Port Alberni could see the creation of up to 20 new jobs as a result of the $8-billion federal ship-building contract that was awarded to North Vancouver firm Seaspan Marine Corp. on Wednesday.
The contract to build five coast guard ships, three navy support ships and an ice breaker vessel was awarded to Seaspan in a federal announcement made on Wednesday afternoon.
The heftier $25-billion combat-vessel contract went to Halifax-based Irving Shipbuilding.
The third bidder — Davie Shipyard of Quebec — came away empty handed.
Local firm Alberni Engineering is partnered with Nanaimo Ship Yard Group, which was part of Seaspan’s bid as a sub-contractor.
Seaspan plans to do the bulk of the shipbuilding at its Vancouver yard beginning late 2012, early 2013, while 15 to 20 per cent of the workload will fall to Victoria Shipyards.
Alberni won’t be building any of the new ships per se, but will benefit from trickle down work.

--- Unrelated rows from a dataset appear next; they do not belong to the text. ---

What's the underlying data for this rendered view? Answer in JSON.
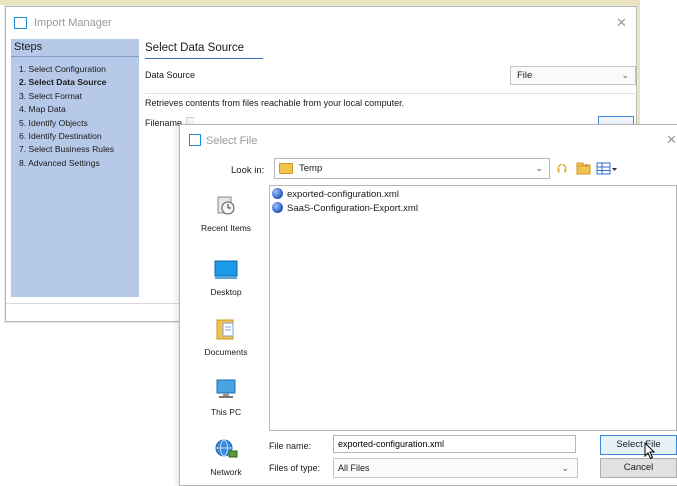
{
  "import_manager": {
    "title": "Import Manager",
    "steps_header": "Steps",
    "steps": [
      "1. Select Configuration",
      "2. Select Data Source",
      "3. Select Format",
      "4. Map Data",
      "5. Identify Objects",
      "6. Identify Destination",
      "7. Select Business Rules",
      "8. Advanced Settings"
    ],
    "active_step_index": 1,
    "heading": "Select Data Source",
    "data_source_label": "Data Source",
    "data_source_value": "File",
    "description": "Retrieves contents from files reachable from your local computer.",
    "filename_label": "Filename"
  },
  "select_file": {
    "title": "Select File",
    "look_in_label": "Look in:",
    "look_in_value": "Temp",
    "places": [
      "Recent Items",
      "Desktop",
      "Documents",
      "This PC",
      "Network"
    ],
    "files": [
      "exported-configuration.xml",
      "SaaS-Configuration-Export.xml"
    ],
    "file_name_label": "File name:",
    "file_name_value": "exported-configuration.xml",
    "files_of_type_label": "Files of type:",
    "files_of_type_value": "All Files",
    "select_button": "Select File",
    "cancel_button": "Cancel"
  },
  "colors": {
    "steps_panel": "#b6c9e8",
    "accent": "#3d8bd8",
    "icon_border": "#1c8cd8"
  },
  "icons": [
    "app-window-icon",
    "close-icon",
    "chevron-down-icon",
    "folder-icon",
    "up-folder-icon",
    "new-folder-icon",
    "view-menu-icon",
    "recent-items-icon",
    "desktop-icon",
    "documents-icon",
    "this-pc-icon",
    "network-icon",
    "xml-file-icon",
    "mouse-cursor-icon"
  ]
}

Seaspan already repairs and maintains a fleet of ships at its facilities but will have to make room in their yards to undertake the new work.
“Their traditional work will go to the smaller yards and we’ll likely pick up some of it,” Alberni Engineering manager Steve Dunagan said.
“I can see some things start to happen in the new year.”
The new work will create at least 20 new machining and fabricating jobs at Alberni Engineering. The company is already operating at capacity and further apprenticeships will be in order.
“We’ve already got a couple of apprentices and we’ll likely have more now,” Dunagan said.
Alberni Engineering has extensive experience in the shipbuilding and maintenance business. Most recently, it built two 50-foot aluminum pollution response vessels that will be used by the Canadian Coat Guard in Richmond and Prince Rupert. That particular contract created about 10 full-time temporary jobs, Dunagan said.
The city supported Seaspan’s bid with a letter of support to the federal government. “The mayor of Nanaimo and I are sending a letter to Seaspan congratulating them and reminding them of our support,” Port Alberni Mayor Ken McRae said.
The Valley could see a boon similar to that when the former fast ferries were built. “A lot of work came here then and I hope we see the same thing happen now,” McRae said.
The work is a win for B.C. since it will inject billions of dollars into the economy and create an average of 4,000 jobs over the next eight years, according to Seaspan.
“It tells us that Canada works, so B.C. can get to work,” Premier Christy Clark said at a meeting of the B.C. Liberal caucus.
“Eight billion dollars spent on shipbuilding, on the suppliers, $8 billion spent throughout the economy, and not just British Columbia’s economy.”
— With files from the Goldstream News Gazette